■ PROBLEM DESCRIPTION
Each line of the records below that holds "Undo" should be returned.

■ Entries from a dataset of interfaces
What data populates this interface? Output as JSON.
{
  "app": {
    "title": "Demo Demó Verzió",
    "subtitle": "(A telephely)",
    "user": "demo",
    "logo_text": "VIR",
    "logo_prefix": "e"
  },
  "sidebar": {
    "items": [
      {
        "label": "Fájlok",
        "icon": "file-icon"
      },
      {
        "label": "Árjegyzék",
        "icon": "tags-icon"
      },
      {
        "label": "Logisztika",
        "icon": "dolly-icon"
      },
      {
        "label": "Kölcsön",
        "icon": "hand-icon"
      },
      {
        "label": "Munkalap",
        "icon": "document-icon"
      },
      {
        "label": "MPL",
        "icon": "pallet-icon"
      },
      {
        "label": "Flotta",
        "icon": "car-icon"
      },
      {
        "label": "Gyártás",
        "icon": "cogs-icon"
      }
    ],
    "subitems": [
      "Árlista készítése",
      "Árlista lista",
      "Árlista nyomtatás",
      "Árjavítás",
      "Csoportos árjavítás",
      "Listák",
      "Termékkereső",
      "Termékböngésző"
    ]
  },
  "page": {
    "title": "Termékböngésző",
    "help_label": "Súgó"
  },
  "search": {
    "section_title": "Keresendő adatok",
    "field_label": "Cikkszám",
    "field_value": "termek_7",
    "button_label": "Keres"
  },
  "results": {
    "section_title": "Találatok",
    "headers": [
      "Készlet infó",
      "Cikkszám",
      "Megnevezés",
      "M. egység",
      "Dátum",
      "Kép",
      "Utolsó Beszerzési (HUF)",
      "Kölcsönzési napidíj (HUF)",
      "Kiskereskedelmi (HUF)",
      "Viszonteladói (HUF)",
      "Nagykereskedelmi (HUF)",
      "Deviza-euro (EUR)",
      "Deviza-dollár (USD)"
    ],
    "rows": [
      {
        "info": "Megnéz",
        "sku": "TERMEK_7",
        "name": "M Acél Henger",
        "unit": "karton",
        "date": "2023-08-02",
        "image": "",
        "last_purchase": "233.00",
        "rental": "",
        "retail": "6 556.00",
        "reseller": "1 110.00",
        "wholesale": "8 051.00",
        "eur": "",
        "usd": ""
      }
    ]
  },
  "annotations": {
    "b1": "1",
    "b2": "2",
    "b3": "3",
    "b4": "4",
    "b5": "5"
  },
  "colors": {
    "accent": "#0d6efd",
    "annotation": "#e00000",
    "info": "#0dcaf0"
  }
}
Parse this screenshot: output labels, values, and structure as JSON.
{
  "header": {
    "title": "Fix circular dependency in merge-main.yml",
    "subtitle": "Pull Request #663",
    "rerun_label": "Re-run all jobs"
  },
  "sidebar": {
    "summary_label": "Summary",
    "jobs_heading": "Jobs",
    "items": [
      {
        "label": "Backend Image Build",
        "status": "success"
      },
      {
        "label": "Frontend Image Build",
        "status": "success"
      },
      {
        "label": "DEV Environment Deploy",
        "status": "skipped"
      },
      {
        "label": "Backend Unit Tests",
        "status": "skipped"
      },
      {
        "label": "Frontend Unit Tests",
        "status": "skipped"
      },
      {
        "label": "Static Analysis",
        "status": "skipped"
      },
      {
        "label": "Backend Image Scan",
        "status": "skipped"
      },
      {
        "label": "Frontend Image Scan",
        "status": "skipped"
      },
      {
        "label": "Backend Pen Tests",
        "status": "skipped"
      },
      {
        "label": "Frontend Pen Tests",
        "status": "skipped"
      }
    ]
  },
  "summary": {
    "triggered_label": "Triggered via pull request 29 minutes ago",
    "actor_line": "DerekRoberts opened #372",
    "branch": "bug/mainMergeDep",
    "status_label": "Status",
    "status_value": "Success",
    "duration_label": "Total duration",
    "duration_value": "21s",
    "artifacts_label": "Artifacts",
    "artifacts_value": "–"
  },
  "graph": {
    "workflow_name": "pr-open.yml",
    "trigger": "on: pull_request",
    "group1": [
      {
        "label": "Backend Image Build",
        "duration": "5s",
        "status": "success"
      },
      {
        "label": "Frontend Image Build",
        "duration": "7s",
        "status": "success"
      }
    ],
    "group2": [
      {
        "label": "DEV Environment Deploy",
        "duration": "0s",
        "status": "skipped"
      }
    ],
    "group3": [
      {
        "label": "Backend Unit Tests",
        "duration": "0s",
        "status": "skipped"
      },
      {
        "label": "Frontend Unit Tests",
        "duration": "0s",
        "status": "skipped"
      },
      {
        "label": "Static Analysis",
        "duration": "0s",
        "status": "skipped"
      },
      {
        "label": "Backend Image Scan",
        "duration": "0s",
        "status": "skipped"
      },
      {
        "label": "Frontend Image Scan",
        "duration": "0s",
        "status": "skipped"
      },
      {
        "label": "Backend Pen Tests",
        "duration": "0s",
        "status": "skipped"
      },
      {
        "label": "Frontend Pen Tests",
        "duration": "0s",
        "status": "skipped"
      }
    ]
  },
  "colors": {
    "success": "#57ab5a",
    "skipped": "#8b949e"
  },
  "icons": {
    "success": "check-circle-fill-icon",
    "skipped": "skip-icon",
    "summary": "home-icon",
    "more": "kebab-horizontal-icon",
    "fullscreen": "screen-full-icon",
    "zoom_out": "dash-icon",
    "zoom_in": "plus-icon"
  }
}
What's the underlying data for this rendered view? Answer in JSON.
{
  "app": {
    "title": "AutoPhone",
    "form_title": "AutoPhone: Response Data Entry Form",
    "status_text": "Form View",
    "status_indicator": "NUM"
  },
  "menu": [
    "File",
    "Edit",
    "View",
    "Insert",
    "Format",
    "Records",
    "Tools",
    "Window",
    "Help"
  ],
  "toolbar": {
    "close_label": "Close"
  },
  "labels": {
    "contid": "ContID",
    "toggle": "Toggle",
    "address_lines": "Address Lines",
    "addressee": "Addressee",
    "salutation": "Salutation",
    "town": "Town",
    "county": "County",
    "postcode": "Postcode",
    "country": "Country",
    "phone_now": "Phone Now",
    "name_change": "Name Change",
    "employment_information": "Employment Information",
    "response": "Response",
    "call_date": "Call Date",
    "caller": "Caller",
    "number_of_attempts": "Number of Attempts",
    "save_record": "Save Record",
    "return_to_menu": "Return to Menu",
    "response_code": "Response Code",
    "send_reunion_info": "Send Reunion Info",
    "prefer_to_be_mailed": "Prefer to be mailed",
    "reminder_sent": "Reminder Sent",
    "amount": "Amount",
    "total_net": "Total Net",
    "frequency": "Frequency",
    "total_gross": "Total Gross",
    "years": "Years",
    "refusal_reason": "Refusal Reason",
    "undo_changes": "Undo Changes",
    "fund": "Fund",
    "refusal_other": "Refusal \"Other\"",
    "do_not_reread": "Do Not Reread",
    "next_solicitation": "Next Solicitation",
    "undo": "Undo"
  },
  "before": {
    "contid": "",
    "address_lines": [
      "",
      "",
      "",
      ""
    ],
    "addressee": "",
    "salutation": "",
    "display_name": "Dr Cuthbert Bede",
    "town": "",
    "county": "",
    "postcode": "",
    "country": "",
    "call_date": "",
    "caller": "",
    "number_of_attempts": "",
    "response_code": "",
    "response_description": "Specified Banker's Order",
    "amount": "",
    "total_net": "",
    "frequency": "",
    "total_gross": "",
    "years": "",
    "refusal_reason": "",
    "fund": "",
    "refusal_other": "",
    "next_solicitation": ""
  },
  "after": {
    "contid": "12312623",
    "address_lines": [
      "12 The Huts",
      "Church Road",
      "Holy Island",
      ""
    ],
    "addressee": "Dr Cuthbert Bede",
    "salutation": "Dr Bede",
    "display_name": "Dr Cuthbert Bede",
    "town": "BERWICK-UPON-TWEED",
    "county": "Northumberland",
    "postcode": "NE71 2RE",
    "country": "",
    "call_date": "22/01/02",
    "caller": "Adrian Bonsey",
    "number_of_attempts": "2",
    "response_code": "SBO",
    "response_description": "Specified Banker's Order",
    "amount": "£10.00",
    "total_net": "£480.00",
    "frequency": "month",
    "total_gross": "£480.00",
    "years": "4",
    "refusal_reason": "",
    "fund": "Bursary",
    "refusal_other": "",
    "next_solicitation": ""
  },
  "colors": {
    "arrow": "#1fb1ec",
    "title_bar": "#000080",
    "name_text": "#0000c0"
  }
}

■ RESULT FOR THIS EXERCISE
    "undo_changes": "Undo Changes",
    "undo": "Undo"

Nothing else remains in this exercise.